Raw data START
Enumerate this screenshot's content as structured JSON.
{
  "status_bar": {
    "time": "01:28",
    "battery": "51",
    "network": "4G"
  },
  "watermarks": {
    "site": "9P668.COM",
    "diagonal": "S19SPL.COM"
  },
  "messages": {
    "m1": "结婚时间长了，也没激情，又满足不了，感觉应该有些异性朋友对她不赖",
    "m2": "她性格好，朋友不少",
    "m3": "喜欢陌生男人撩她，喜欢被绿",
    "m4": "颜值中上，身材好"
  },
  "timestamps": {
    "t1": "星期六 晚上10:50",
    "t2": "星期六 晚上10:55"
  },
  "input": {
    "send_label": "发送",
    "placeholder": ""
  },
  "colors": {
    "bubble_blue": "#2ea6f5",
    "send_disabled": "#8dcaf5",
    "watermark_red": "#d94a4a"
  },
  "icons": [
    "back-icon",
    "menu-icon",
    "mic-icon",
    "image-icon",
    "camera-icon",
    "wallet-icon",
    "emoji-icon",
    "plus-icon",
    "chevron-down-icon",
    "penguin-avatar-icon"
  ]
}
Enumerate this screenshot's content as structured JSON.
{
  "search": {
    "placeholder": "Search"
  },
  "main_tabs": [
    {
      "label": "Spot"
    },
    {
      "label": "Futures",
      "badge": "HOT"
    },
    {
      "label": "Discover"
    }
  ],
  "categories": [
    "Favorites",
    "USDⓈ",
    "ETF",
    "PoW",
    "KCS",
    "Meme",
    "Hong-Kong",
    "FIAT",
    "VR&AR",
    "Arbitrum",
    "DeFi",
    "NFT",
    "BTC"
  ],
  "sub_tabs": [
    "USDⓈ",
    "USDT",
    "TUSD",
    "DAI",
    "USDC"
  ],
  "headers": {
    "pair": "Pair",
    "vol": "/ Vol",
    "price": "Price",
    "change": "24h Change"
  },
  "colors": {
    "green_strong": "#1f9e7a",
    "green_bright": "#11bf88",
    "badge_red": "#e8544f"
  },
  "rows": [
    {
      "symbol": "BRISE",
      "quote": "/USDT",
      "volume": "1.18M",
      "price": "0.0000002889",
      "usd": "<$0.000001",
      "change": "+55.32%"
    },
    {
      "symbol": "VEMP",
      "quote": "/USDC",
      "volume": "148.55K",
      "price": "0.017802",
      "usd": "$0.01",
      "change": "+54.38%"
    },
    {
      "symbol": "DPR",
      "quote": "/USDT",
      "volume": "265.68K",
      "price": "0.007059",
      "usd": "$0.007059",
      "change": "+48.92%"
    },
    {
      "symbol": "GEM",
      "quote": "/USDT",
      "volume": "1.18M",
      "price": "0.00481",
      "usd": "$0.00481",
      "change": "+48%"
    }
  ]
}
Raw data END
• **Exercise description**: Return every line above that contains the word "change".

• **Your response**:
    "change": "24h Change"
      "change": "+55.32%"
      "change": "+54.38%"
      "change": "+48.92%"
      "change": "+48%"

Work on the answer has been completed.